Sunday, February 28, 2010
Wednesday, February 24, 2010
Shamu tried to eat his trainer. Nothing worse than being "thrashed . . . around pretty good" as the hostess of the "Dining with Shamu event".
Amazing that SeaWorld bought a man-eating orca from the friendly Canadians.
Read about it here. Hope it doesn't show up on YouTube. . . .
Here's where I got the picture.
Tuesday, February 23, 2010
Jose Pinera is given credit for having privatized the Chilean social security system. Chileans put money into accounts that are protected constitutionally from the politicians.
In the U.S., FICA taxes go into a trust fund which is then raided by politicians with pork to pay for. The result is truly scary as you will hear if you listen to the Pinera interview.
There simply is not enough money to pay for the Social Security, Medicare, and prescription drug program commitments that have been made. Eligibility ages will have to be raised and benefits cut. Turmoil will ensue.
Friday, February 19, 2010
No wonder beer costs so much here: I'm still paying for the Johnstown Flood of 1936.
Johnstown Flood Emergency TaxRead more about "temporary" taxes here.
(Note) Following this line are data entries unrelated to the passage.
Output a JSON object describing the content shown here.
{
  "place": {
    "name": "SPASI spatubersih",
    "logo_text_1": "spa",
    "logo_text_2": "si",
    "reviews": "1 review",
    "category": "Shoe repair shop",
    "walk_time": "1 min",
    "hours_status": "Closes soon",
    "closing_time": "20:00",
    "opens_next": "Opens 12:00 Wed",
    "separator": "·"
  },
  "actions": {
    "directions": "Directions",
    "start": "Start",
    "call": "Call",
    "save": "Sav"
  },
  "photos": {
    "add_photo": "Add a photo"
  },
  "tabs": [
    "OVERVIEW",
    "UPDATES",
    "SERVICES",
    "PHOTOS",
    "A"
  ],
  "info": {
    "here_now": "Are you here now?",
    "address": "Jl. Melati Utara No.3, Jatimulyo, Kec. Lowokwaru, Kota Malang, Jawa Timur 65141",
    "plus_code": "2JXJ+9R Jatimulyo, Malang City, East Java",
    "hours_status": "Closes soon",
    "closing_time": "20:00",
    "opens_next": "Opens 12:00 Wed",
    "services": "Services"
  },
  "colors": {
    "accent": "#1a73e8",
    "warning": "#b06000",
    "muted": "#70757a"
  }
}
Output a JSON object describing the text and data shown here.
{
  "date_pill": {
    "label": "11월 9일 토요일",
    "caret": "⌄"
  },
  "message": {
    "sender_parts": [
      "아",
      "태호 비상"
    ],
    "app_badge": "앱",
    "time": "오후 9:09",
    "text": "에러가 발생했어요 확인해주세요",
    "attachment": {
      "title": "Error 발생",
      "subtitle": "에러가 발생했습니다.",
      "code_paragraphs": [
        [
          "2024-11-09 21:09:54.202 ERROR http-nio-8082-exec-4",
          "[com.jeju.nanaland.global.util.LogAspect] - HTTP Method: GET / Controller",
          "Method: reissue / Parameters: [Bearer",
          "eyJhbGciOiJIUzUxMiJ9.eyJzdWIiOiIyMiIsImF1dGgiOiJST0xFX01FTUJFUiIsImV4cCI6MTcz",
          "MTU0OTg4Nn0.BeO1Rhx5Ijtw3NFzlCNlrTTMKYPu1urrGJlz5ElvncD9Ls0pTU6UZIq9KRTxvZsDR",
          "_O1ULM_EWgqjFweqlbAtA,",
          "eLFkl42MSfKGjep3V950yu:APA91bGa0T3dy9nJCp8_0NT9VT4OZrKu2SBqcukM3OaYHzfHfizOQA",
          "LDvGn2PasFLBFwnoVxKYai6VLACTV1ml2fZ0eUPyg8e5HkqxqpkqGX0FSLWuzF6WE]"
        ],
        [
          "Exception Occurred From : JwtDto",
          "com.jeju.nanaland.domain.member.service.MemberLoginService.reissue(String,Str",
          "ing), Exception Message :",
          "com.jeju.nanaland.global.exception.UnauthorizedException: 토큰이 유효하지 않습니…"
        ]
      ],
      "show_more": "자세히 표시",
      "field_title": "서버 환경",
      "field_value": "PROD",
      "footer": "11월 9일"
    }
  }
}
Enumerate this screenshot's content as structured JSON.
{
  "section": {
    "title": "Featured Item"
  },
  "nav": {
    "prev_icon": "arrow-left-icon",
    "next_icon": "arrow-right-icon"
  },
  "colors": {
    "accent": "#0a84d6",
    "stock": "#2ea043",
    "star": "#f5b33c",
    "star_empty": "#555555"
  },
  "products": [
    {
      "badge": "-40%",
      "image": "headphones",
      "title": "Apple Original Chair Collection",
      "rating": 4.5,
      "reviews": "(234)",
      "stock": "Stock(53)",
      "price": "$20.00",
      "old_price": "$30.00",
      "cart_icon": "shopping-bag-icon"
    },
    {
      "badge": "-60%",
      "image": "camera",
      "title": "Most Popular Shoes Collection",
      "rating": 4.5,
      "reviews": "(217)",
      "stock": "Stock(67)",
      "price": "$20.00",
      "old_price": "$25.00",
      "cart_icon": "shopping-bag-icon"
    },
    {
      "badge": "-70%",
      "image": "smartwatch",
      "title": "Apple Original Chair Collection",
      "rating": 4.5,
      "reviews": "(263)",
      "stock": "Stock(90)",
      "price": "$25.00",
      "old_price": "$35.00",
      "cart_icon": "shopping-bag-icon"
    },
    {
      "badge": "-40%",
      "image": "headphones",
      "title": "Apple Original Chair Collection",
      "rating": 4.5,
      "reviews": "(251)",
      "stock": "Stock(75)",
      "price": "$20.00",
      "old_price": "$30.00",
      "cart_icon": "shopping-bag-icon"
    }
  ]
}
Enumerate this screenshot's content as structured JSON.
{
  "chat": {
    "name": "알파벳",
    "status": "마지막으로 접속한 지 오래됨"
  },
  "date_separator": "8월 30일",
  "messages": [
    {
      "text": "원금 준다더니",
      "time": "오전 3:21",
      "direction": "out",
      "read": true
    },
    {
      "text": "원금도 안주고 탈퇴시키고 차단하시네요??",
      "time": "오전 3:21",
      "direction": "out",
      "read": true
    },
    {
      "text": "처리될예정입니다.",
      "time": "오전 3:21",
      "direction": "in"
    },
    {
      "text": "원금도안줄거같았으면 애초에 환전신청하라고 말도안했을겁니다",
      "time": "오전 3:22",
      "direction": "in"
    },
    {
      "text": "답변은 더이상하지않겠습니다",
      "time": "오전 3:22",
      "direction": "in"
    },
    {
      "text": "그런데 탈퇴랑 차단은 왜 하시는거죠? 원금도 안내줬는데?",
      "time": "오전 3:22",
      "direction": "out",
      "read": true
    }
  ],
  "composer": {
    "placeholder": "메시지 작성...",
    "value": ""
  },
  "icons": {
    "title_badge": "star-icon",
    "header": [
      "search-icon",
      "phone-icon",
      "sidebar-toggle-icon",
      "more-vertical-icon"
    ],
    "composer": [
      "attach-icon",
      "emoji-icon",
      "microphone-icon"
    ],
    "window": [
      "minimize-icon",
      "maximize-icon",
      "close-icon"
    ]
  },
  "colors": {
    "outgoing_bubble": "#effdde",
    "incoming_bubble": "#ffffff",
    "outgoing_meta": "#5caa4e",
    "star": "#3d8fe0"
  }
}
One such temporary tax that ended up becoming permanent was the 1936 Johnstown flood tax. Although this tax was set to expire in 1937, it was extended various times until the tax became permanent in 1951. Currently, the tax rate is set at 18%.
The Johnstown flood tax was a 10% temporary emergency tax imposed on alcohol sold throughout Pennsylvania. The tax was meant to cover the costs of cleanup and repairs needed after the 1936 flood in Johnstown, PA that year. Although the tax was meant to expire after all the costs were covered, it was instead raised in 1963 to 15% and in 1968 to 18%. Since the money collected covered the costs of the flood many years ago, now the money goes to the states' general fund for discretionary spending. . . .Residents of Pennsylvania have long opposed this tax because of its high rate. The tax is 18% in addition to a sales tax of 6%, bringing the cost of alcoholic drinks up significantly. There are people on both sides of the flood tax debate. Advocacy groups who want to limit alcohol consumption are in favor of the high tax rates, but unions who want to protect liquor resellers who oppose it.
Thursday, February 18, 2010
Can you imagine an 11 million dollar deficit within a 26 million dollar budget? Unbelievable, but that's what New Jersey is looking at for fiscal 2011.
Governor Christie did an interview on CNBC this morning and said flat out that he would not raise taxes, he would only cut spending. The highest taxes in the country are the the reason people and capital are fleeing the state and it's time to turn that around. It's about time that a grownup stepped on stage.
Another astonishing tidbit--according to the governor, the great state of NJ has not made its contributions to the state employees' pension fund for ten years. And these poor folks think they're ever going to see their pensions? Good luck with that. How many other state and teacher pension funds are in such deep trouble?
The video is a little long but worth a look. Funniest part is the amazed look on the interviewers' faces when Christie refuses to consider raising taxes.
Wednesday, February 10, 2010
Read his newest--an attack on Tim Kaine and some advice that won't be well-received in the White House.
I agree with everything he says.
Monday, February 8, 2010
One has to laugh at the Mike Adams response. Tho, laughter might not be the most appropriate response. Somehow I don't think Mr. Adams is really going to attend Meadville-Lombard and become a UU minister . . . but if you read to the end of his piece, he may have hit on the head the reason that Unitarian-Universalism hasn't grown in the 50 years since the U's and the U's merged: it's their emphasis on "social justice". Much of this emphasis comes across to so many of us non-Ivy Leaguers as threatening, as condescending, and as just plain weird.
Of course, it's not meant that way. Fighters for justice are, after all, fighting for justice. They're true believers, and what could be wrong with that? The problem is that many of us take their fight for justice as an implication that we are ipso facto unjust. Lots of us probably don't think we're living unjustly. Of course we're all sinners to some degree, no one's perfect. Many of us take their struggle for justice as an attack against us and the institutions that we really don't have that much of a problem with--marriage, the military, capitalism, the United States.
It's wonderful that this great country is free enough and rich enough to be able to afford to let folks like Professor Schneider make a living writing and teaching this stuff. It's great that there's a market for this. Markets are good, they satisfy needs and create value. Jobs are being created/saved here.
I certainly wouldn't pay for any of this, tho, and I wish our taxpayer dollars were not supporting it, either.
Most importantly, I certainly would be unhappy if, when lying on my death bed, I asked my minister a critical question, she/he responded that my question made him/her feel uncomfortable, and would I mind if she/he replaced my question with a question that he/she thinks is more appropriate for death bed discussion. After all, Professor Schneider let her/him write his/her own test questions in Queer Theory class back in seminary. Shouldn't we be talking about what she/he thinks we should be talking about when I expire---instead of what might be on my mind?